Jim Daniels’ books have won the Milton Kessler Award, two Poetry Gold Medals in the Independent Publisher Book Awards, the Tillie Olsen Prize, Blue Lynx Prize, Brittingham Prize, and others. His fifth book of fiction, Eight Mile High, was a Michigan Notable Book and a finalist for the Paterson Fiction Prize. “The End of Blessings,” his fourth short film, appeared in numerous film festivals. His poems accompanying the photographs of Charlee Brodsky have been exhibited in various galleries, and his poem “Factory Love” is displayed on the roof of a racecar. He has been featured on “Prairie Home Companion,” Garrison Keillor’s “Writer’s Almanac,” in Billy Collins’ Poetry 180 anthologies, and Ted Kooser’s “American Life in Poetry” series. A native of Detroit, Daniels is the Thomas Stockham University Professor of English at Carnegie Mellon University in Pittsburgh.
As prolific as he is talented, Jim Daniels gets my vote for “the hardest-working man in poetry.” His poems are honest, straightforward, full of insight, wit, and good will, and grounded firmly in the human and humane.

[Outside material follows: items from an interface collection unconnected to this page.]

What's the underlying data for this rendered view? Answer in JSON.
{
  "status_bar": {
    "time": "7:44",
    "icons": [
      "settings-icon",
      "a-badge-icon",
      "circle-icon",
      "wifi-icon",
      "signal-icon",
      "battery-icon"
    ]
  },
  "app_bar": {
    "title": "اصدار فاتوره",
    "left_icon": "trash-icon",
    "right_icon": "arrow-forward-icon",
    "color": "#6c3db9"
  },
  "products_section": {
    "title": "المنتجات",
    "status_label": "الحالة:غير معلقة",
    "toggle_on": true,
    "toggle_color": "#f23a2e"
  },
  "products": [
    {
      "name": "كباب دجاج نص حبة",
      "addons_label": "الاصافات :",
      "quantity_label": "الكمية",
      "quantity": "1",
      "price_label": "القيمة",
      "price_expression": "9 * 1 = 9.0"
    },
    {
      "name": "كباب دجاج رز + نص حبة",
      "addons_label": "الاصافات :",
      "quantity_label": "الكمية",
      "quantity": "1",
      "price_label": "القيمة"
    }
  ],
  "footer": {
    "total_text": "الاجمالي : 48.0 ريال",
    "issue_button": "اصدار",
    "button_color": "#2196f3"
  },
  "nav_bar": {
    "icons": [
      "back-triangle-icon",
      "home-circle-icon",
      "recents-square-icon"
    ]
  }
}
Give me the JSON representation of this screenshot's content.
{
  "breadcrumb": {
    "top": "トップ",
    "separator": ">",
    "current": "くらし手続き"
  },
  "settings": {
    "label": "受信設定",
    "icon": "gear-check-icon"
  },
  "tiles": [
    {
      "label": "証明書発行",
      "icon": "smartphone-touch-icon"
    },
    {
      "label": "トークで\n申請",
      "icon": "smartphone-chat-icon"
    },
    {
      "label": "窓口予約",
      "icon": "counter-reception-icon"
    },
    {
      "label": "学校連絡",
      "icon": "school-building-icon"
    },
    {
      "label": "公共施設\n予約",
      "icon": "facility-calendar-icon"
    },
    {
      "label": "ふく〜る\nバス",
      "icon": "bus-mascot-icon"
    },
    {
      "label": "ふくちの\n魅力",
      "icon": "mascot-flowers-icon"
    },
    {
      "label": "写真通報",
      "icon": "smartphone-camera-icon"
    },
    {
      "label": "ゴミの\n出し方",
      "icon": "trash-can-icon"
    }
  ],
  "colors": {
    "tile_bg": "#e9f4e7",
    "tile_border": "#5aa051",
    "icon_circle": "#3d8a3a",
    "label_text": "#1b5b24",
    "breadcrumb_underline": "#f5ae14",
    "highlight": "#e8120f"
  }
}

The Middle Ages finds him back at work in the mines of daily life where, as he has done for years, he extracts, for our enjoyment, nugget after nugget, gem after gem. —Charles Harper Webb